So, our final implementation should either care or not care about what evaluate() returns.

If we choose to care, we should make evaluate() more like the other methods were we are pushing buttons other than clear:

func clear() -> Double? {
opStack.removeAll()
return evaluate()
}


In this case, evaluate() and therefore clear() should always return nil, but it might be useful for unit testing to go ahead and return the value. We can always assert the nil-ness in unit testing.

assert(clear() == nil, "clear() must return nil.")


If we choose to not care, calling evaluate is unnecessary:

func clear() {
opStack.removeAll()
}


ADDENDUM: I'm also going to argue in your view controller that we shouldn't ever need to write the line displayValue = 0. I know that it happens throughout the provided code, but I don't consider it all that great. In all cases with the if let/else, it would be simply to just write:

displayValue = brain.performOperation(operation) ?? 0


instead of the big if let/else which we've smushed down to save lines.

In the case of your implementation of the clear() @IBAction method, it's fine as is if we leave our clear() with no return value. However, if we give it a return value, we should repeat our use of Swift's nil-coalescing operator:

displayValue = clear() ?? 0


(Also a beginner following Stanford CS193p 2015.)

Two slightly different solutions here somewhere between steveclark's and nhgrif's. My @IBACTION in ViewController code is the same in both of my versions. In each case the newValue of displayValue is being returned as follows -

In ViewController:

@IBAction func cancel() {
displayValue = brain.cancel()
}


In CalculatorBrain:

    func cancel() -> Double {
opStack = [Op]()
return 0
}


In the same lecture we are also tasked with adapting the code so that displayValue is a Double? - and it knows what to do with a nil value. So in another version of my answer to the same question which steveclark is addressing here I had the following -

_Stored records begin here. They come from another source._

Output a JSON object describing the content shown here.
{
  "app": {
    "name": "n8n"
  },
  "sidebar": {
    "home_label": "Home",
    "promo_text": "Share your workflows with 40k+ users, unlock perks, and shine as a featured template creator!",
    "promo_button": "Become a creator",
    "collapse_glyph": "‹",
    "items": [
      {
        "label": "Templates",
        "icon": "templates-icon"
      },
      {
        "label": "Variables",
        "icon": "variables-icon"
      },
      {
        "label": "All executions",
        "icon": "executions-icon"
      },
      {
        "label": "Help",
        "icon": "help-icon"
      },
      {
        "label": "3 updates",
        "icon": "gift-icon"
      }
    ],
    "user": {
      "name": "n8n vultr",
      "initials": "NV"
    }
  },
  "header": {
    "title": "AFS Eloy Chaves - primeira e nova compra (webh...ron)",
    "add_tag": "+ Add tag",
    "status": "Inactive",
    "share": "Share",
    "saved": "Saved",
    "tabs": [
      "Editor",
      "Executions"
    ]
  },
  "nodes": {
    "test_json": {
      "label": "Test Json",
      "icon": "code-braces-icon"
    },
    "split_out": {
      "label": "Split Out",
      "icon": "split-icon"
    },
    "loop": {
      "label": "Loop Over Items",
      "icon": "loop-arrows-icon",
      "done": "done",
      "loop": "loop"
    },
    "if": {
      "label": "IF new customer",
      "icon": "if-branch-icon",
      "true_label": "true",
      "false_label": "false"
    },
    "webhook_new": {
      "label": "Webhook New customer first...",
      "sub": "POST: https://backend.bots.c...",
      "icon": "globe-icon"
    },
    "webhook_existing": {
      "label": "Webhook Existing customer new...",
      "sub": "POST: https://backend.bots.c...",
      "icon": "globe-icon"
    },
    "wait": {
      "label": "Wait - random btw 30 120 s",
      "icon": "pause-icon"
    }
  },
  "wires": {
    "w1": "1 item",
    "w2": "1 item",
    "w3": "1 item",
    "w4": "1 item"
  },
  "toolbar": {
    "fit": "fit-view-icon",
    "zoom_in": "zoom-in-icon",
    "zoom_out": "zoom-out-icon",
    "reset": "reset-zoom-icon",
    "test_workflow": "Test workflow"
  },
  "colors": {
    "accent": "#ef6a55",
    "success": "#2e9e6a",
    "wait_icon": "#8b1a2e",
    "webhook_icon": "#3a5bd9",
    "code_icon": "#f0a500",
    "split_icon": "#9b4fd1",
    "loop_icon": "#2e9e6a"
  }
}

In CalculatorBrain:

func cancel() -> Double? {
opStack = [Op]()
return evaluate()
}


The second version returns a nil which the diplayValue set knows what to do with.

• return 0 isn't very useful in the first attempt. Instead, perhaps we should return evaluate() ?? 0 which will make sure evaluate() isn't returning a number. The ?? 0 allows us to keep the return type as Double instead of Double? as it'll return 0 any time evaulate() gives us nil. Commented Mar 30, 2015 at 10:36
• I'm also going to suggest you take a look at my answer in which I'm calling removeAll() on the array rather than creating a new array. Commented Mar 30, 2015 at 10:37
• With all that said though, welcome to Code Review. This is a very good first answer. Commented Mar 30, 2015 at 10:38
• Have already incorporate removeAll() into my code. Thanks for that. Commented Mar 30, 2015 at 10:41
• Not in the answer here? That's what I was pointing at. Commented Mar 30, 2015 at 10:44